Through the Defense Advanced Research Projects Agency (DARPA) Adaptive Vehicle Make (AVM) Tool Integration project, the GE Global Research-led team will directly address these technical challenges by enabling SMEs to access the AVM MS&A tools via the Digital Manufacturing Commons.

3. Supply Chain MBE/TDP Improvement

Lead Organization: Rolls-Royce Corporation

Other Organizations on this Team: 3rd Dimension, Anark Corporation, ITI-Global (International TechneGroup Incorporated), Lockheed Martin, Microsoft, Purdue University

This project seeks to push Model-Based Enterprise (MBE) technologies forward by using MBE technology to streamline the design stage of the manufacturing process. This involves the use of intelligent 3D models to eliminate the need to translate to different formats, including 2D drawings, when transferring information between original equipment manufacturers (OEMs) and other companies within the supply chain.

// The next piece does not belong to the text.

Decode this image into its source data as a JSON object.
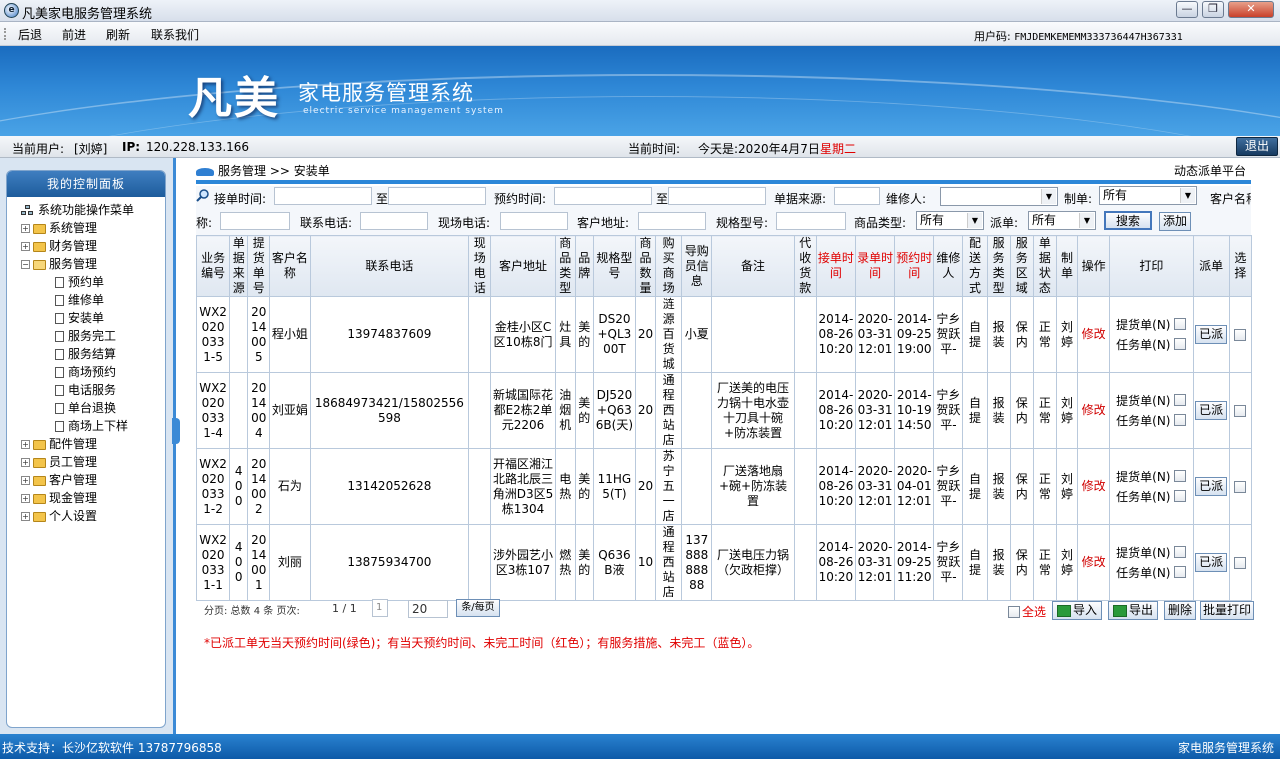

Using MBE ties data related to tolerance, life of product, and other product specs to the 3D model during the design phase and allows it to be used for all stages of the process, eliminating issues of unclear or inaccurate drawings. The combination of the 3D model and accompanying information is referred to as the technical data package (TDP).

As a framework and best practices for MBE/TDP are standardized and disseminated more widely, they will become more useful and accessible to SMEs. As a greater percentage of the supply chain embraces MBE, the number of potential suppliers to the DoD and other major manufacturers will increase.

4. O3 – Operate, Orchestrate, and Originate

Lead Organization: STEP Tools, Inc.

Other Organizations on this Team: ITI-Global (International TechneGroup Incorporated), Mitutoyo America, System Insights

The O3 project will develop a web environment that will enable users to orchestrate machining and measurement processes from tablets and smart phones. Time and money are wasted when a machining program creates a part that does not conform to the design requirements of the customer. O3 will allow users to check machining programs for conformance from remote locations. When conformance is not met, the service will allow the process to be adjusted using apps.

The servers that will be used to host O3 tools will be located at DMDII, and the tools will be available to all manufacturers through the Digital Manufacturing Commons. 

5. Advanced Variance Analysis & Make

Lead Organization: Rolls-Royce Corporation

Other Organizations on this Team: 3D Systems, Georgia Institute of Technology, Microsoft, National Center for Supercomputing Applications (NCSA), Penn State University Applied Research Laboratory, Southwest Research Institute (SwRI)

The Advanced Variance Analysis & Make project uses high-performance computing to demonstrate how data coming off of a machine relates to the part made by that machine. It will indicate whether an anomaly in the data is, in fact, related to an anomaly in performance and/or adherence to a design specification for the part.

The analyses will form the basis of a database of production anomalies available through the Digital Manufacturing Commons. Manufacturers will use the resulting data in real time to correct an anomaly if it will affect a part’s performance, or to ignore the data anomaly if there is no evidence of impact on the part’s capabilities, saving time and money during the manufacturing process.

6. Assessing, Remediating and Enhancing DFARS Cybersecurity Compliance in Factory Infrastructure

Lead Organization: Imprimis, Inc. (i2)

Other Organizations on this Team: SPIRE Manufacturing Solutions, Western Cyber Exchange

This project seeks to create, test and implement a uniform cybersecurity standard for DMDII, with the goal of improving cybersecurity and supply chain security across the manufacturing industry. It reflects feedback from DMDII’s large manufacturing partners who have expressed the need for improved supply chain management.

The project will review DoD cybersecurity standards for contractors, assess the costs, capabilities, and training manufacturers need to meet them, then develop a case study to aid manufacturers in meeting them. Ultimately, more manufacturers will be able to become DoD cybersecurity compliant, adding more potential contractors into the DoD and manufacturing pipeline.